--- START ---
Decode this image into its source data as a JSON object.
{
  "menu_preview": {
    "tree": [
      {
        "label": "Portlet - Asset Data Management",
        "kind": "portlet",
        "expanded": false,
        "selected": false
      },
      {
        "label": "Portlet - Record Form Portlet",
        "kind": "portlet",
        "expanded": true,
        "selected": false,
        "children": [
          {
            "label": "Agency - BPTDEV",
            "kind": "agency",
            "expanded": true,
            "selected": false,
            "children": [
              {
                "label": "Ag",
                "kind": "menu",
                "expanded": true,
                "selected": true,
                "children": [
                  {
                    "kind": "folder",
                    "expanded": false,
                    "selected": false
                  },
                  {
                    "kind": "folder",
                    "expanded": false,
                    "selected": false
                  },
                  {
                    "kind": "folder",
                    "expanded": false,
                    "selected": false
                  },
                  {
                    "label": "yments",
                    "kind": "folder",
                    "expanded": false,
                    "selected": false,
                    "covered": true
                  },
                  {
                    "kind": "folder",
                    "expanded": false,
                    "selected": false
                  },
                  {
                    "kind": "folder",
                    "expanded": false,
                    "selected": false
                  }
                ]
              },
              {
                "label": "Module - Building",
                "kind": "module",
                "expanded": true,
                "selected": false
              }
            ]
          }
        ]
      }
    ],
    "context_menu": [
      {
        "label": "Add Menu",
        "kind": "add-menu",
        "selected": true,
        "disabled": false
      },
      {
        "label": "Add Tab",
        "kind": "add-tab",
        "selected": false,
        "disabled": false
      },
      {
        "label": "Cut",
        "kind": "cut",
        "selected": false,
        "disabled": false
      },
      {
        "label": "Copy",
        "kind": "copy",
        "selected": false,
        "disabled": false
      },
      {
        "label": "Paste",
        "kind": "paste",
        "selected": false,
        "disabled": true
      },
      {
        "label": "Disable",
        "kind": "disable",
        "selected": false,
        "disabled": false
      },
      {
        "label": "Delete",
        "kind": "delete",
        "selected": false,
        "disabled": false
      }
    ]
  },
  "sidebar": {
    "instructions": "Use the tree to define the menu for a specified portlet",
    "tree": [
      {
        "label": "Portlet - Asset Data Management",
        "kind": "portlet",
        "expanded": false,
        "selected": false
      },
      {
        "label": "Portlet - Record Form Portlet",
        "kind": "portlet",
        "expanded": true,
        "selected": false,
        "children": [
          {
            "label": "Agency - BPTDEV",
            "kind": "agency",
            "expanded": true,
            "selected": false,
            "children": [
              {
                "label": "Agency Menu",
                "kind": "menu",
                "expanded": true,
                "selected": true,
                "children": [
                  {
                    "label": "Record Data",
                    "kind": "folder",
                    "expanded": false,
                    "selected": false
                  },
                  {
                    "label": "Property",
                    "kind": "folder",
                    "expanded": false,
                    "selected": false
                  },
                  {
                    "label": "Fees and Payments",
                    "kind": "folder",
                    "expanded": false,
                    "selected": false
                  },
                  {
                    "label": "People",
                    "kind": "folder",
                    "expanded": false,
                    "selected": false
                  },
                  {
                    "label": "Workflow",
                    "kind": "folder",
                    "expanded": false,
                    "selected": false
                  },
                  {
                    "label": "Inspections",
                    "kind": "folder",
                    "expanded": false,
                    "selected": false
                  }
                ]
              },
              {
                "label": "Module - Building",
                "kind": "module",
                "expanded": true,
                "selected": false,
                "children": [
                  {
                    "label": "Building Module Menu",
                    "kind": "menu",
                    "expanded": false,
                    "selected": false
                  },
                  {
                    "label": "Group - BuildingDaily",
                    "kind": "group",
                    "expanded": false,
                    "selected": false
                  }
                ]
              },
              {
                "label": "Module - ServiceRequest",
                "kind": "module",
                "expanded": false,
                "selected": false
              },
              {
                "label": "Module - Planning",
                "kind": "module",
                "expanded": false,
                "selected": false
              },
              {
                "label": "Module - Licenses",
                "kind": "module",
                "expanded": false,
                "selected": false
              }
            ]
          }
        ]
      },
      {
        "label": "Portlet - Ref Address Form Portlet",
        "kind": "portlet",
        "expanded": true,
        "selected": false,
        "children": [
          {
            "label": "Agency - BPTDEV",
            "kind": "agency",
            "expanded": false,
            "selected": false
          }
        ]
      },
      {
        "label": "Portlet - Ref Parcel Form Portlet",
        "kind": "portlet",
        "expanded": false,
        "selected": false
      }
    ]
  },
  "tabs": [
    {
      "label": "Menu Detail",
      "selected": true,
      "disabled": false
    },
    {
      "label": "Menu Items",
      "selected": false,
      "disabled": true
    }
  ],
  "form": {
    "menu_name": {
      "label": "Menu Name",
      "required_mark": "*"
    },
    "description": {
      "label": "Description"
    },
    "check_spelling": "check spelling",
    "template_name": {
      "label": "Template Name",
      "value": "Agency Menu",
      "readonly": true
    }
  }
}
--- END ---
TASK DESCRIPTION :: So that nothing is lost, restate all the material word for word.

PROBLEM SOLUTION ::
Decode this image into its source data as a JSON object.
{
  "menu_preview": {
    "tree": [
      {
        "label": "Portlet - Asset Data Management",
        "kind": "portlet",
        "expanded": false,
        "selected": false
      },
      {
        "label": "Portlet - Record Form Portlet",
        "kind": "portlet",
        "expanded": true,
        "selected": false,
        "children": [
          {
            "label": "Agency - BPTDEV",
            "kind": "agency",
            "expanded": true,
            "selected": false,
            "children": [
              {
                "label": "Ag",
                "kind": "menu",
                "expanded": true,
                "selected": true,
                "children": [
                  {
                    "kind": "folder",
                    "expanded": false,
                    "selected": false
                  },
                  {
                    "kind": "folder",
                    "expanded": false,
                    "selected": false
                  },
                  {
                    "kind": "folder",
                    "expanded": false,
                    "selected": false
                  },
                  {
                    "label": "yments",
                    "kind": "folder",
                    "expanded": false,
                    "selected": false,
                    "covered": true
                  },
                  {
                    "kind": "folder",
                    "expanded": false,
                    "selected": false
                  },
                  {
                    "kind": "folder",
                    "expanded": false,
                    "selected": false
                  }
                ]
              },
              {
                "label": "Module - Building",
                "kind": "module",
                "expanded": true,
                "selected": false
              }
            ]
          }
        ]
      }
    ],
    "context_menu": [
      {
        "label": "Add Menu",
        "kind": "add-menu",
        "selected": true,
        "disabled": false
      },
      {
        "label": "Add Tab",
        "kind": "add-tab",
        "selected": false,
        "disabled": false
      },
      {
        "label": "Cut",
        "kind": "cut",
        "selected": false,
        "disabled": false
      },
      {
        "label": "Copy",
        "kind": "copy",
        "selected": false,
        "disabled": false
      },
      {
        "label": "Paste",
        "kind": "paste",
        "selected": false,
        "disabled": true
      },
      {
        "label": "Disable",
        "kind": "disable",
        "selected": false,
        "disabled": false
      },
      {
        "label": "Delete",
        "kind": "delete",
        "selected": false,
        "disabled": false
      }
    ]
  },
  "sidebar": {
    "instructions": "Use the tree to define the menu for a specified portlet",
    "tree": [
      {
        "label": "Portlet - Asset Data Management",
        "kind": "portlet",
        "expanded": false,
        "selected": false
      },
      {
        "label": "Portlet - Record Form Portlet",
        "kind": "portlet",
        "expanded": true,
        "selected": false,
        "children": [
          {
            "label": "Agency - BPTDEV",
            "kind": "agency",
            "expanded": true,
            "selected": false,
            "children": [
              {
                "label": "Agency Menu",
                "kind": "menu",
                "expanded": true,
                "selected": true,
                "children": [
                  {
                    "label": "Record Data",
                    "kind": "folder",
                    "expanded": false,
                    "selected": false
                  },
                  {
                    "label": "Property",
                    "kind": "folder",
                    "expanded": false,
                    "selected": false
                  },
                  {
                    "label": "Fees and Payments",
                    "kind": "folder",
                    "expanded": false,
                    "selected": false
                  },
                  {
                    "label": "People",
                    "kind": "folder",
                    "expanded": false,
                    "selected": false
                  },
                  {
                    "label": "Workflow",
                    "kind": "folder",
                    "expanded": false,
                    "selected": false
                  },
                  {
                    "label": "Inspections",
                    "kind": "folder",
                    "expanded": false,
                    "selected": false
                  }
                ]
              },
              {
                "label": "Module - Building",
                "kind": "module",
                "expanded": true,
                "selected": false,
                "children": [
                  {
                    "label": "Building Module Menu",
                    "kind": "menu",
                    "expanded": false,
                    "selected": false
                  },
                  {
                    "label": "Group - BuildingDaily",
                    "kind": "group",
                    "expanded": false,
                    "selected": false
                  }
                ]
              },
              {
                "label": "Module - ServiceRequest",
                "kind": "module",
                "expanded": false,
                "selected": false
              },
              {
                "label": "Module - Planning",
                "kind": "module",
                "expanded": false,
                "selected": false
              },
              {
                "label": "Module - Licenses",
                "kind": "module",
                "expanded": false,
                "selected": false
              }
            ]
          }
        ]
      },
      {
        "label": "Portlet - Ref Address Form Portlet",
        "kind": "portlet",
        "expanded": true,
        "selected": false,
        "children": [
          {
            "label": "Agency - BPTDEV",
            "kind": "agency",
            "expanded": false,
            "selected": false
          }
        ]
      },
      {
        "label": "Portlet - Ref Parcel Form Portlet",
        "kind": "portlet",
        "expanded": false,
        "selected": false
      }
    ]
  },
  "tabs": [
    {
      "label": "Menu Detail",
      "selected": true,
      "disabled": false
    },
    {
      "label": "Menu Items",
      "selected": false,
      "disabled": true
    }
  ],
  "form": {
    "menu_name": {
      "label": "Menu Name",
      "required_mark": "*"
    },
    "description": {
      "label": "Description"
    },
    "check_spelling": "check spelling",
    "template_name": {
      "label": "Template Name",
      "value": "Agency Menu",
      "readonly": true
    }
  }
}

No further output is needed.